I can’t believe how excited I’m feeling about this new year. There’s an almost palpable, tangible energy in the air right now, a really good energy that’s lifting me right up there.

All this, despite another heavy deadline-filled week ahead of me. But after that, things shift back to normal – and that’s exciting, too!

2011 was quite an incredible year for me, filled with a lot of learning experiences. My good friend Jules wrote, about her Christmas, that everything was the same, but at the same time, so incredibly different – because she was different.

That’s the way I’m feeling today. I am different. And the experience of this new year is very different from past new years.

I’d never been one to make resolutions. The thought of goals used to make me cringe. Other than my work, I would have said “undisciplined” was one word that described me quite well. (I say, “other than my work”, because I am incredibly deadline-oriented, which means when it comes to my work, I have no option but to be disciplined!)

Somehow, all of that has evaporated. I’ve learned to let go of a good portion of my resistance to some of the things that worked as a barrier between me and my dreams in the past. Also, the old adage, “if you keep doing what you’re doing, you’ll keep getting what you’re getting” keeps coming to me.

So this year? I’m letting go of “doing what I’ve been doing” and embracing doing things differently.

Goals for 2012

Yes, I have them! That, in and of itself, is well worth celebrating!

I finished creating my DIY planner the other day, complete with a customized-just-for-me planning system. And this system incorporates both daily goals, weekly goals, and project goals.

For someone who’s refused to set goals for so many years, this is a huge, huge change.

My daily goals? Read. Write. Create. Meditate. Exercise.

My regular weekly goals? So far, I only have a one. Experience life. It shouldn’t be that difficult, now that I’m living in Toronto. There’s so much to do around here!

And my new system lets me have flexible weekly goals, too.

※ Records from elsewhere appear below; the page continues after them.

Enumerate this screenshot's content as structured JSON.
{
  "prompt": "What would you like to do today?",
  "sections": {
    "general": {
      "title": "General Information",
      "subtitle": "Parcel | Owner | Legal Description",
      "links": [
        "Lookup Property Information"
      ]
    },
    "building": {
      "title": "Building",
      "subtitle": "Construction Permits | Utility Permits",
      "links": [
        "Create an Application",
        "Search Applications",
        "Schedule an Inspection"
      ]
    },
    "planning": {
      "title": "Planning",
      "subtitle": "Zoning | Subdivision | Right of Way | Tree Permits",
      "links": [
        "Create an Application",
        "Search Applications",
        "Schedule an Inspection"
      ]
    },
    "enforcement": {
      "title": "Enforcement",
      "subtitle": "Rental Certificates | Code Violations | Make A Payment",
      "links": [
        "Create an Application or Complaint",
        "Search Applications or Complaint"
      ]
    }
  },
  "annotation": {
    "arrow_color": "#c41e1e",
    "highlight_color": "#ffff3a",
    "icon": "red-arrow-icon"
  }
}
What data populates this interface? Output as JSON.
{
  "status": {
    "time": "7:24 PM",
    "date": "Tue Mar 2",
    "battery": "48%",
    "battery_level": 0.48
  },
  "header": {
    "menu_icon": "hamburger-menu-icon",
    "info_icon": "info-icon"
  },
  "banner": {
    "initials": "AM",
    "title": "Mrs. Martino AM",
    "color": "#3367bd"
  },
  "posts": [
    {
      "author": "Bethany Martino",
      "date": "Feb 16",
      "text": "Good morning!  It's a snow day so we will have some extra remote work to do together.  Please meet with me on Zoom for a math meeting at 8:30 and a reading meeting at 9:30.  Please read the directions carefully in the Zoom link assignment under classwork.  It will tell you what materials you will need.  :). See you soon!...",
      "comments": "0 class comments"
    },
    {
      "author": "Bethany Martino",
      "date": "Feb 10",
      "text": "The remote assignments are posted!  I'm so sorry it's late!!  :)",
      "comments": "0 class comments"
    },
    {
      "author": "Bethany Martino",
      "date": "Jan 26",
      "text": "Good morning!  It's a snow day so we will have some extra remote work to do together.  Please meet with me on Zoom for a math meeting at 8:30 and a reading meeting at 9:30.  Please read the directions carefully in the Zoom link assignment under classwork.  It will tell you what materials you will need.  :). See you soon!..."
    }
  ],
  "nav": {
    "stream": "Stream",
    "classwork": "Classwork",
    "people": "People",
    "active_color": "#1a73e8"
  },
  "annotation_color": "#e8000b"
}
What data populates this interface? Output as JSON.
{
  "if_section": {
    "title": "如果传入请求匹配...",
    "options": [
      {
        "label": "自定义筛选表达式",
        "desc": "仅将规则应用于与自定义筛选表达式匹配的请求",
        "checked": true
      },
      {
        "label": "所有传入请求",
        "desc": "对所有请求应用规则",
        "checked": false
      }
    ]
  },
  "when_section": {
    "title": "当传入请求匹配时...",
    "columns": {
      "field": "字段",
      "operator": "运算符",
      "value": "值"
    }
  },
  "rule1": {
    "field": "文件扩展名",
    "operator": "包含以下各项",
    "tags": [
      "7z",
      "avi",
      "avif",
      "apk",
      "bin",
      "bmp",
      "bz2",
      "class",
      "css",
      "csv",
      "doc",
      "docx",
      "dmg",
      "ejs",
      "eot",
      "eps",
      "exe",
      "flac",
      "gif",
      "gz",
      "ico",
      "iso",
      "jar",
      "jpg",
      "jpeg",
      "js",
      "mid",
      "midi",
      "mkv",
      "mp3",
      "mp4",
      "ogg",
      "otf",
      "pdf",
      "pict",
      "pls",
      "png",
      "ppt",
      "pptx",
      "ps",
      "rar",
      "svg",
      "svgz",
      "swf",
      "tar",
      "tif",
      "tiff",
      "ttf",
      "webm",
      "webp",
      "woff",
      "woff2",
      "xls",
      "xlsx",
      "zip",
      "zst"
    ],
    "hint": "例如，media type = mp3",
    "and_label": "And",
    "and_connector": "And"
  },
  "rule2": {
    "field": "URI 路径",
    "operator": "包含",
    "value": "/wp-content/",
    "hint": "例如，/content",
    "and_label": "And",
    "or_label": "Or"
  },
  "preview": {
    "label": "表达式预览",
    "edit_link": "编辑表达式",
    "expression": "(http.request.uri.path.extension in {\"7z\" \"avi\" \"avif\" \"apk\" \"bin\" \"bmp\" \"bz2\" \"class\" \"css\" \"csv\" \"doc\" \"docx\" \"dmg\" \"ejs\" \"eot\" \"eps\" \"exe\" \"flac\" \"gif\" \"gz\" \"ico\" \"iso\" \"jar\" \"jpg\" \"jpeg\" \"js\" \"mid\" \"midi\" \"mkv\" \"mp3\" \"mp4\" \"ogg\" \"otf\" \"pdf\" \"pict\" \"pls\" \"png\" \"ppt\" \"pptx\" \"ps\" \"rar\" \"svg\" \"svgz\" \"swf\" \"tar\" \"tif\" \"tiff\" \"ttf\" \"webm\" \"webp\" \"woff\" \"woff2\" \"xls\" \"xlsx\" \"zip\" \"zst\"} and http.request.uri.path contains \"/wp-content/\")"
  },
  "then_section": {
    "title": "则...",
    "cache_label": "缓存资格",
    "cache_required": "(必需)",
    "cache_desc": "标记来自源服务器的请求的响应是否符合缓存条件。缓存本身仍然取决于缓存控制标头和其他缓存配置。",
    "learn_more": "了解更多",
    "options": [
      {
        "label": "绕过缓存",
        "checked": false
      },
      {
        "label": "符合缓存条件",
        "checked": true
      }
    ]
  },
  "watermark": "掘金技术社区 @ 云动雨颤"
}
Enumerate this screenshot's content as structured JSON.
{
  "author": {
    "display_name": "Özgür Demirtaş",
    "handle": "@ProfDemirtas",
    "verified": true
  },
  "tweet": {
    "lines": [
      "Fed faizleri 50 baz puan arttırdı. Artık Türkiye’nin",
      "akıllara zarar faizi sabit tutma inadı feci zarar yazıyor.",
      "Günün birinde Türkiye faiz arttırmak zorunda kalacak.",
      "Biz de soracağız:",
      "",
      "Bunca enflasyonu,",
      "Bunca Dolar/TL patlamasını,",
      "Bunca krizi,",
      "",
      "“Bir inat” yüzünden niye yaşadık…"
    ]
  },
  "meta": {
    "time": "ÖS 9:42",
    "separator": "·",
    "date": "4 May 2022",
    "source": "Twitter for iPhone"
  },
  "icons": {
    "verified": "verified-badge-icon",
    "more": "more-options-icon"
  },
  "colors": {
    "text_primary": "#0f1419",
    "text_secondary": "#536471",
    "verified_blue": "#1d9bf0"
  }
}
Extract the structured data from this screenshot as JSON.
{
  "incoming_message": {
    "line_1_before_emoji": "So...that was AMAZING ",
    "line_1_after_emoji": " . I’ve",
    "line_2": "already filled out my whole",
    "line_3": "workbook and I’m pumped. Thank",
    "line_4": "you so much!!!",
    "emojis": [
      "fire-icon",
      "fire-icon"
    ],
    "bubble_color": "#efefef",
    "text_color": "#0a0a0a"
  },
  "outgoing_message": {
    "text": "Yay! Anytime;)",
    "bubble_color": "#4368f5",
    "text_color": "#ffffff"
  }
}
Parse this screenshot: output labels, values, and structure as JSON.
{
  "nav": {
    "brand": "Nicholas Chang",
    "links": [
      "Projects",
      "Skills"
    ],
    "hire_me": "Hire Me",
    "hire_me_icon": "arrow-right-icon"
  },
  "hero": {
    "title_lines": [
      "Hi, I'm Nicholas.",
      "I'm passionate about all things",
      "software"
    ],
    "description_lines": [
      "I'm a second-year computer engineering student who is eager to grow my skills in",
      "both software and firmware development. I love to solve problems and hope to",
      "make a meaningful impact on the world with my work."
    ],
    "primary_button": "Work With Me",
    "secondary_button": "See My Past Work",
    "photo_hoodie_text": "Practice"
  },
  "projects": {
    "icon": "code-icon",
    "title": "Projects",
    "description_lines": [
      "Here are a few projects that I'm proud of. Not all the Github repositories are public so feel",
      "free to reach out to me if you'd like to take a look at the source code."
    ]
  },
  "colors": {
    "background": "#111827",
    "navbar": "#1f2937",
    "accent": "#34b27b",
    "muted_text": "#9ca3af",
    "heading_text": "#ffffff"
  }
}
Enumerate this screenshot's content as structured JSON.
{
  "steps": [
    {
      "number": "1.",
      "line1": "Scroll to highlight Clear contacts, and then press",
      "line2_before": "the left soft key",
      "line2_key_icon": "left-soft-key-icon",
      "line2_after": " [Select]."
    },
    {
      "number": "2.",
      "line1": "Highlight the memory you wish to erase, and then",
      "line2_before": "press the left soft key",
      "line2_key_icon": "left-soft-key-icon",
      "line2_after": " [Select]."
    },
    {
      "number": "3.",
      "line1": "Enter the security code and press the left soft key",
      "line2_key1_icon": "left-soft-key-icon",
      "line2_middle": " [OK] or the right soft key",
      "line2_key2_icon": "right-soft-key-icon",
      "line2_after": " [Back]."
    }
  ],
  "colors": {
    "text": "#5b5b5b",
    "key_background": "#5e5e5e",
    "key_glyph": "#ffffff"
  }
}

I haven’t tackled my project list yet. I’m adapting the projects portion of Getting Things Done (GTD is an enticing system but it is way overkill for what I want in my life), so that’s one of my weekly goals this first week of the new year.

So yes, I’m all set! I’m welcoming 2012 with wide open arms.

What do you have planned for yourself in the new year? Do you like to set goals or make resolutions, or are you happiest when you just wing it?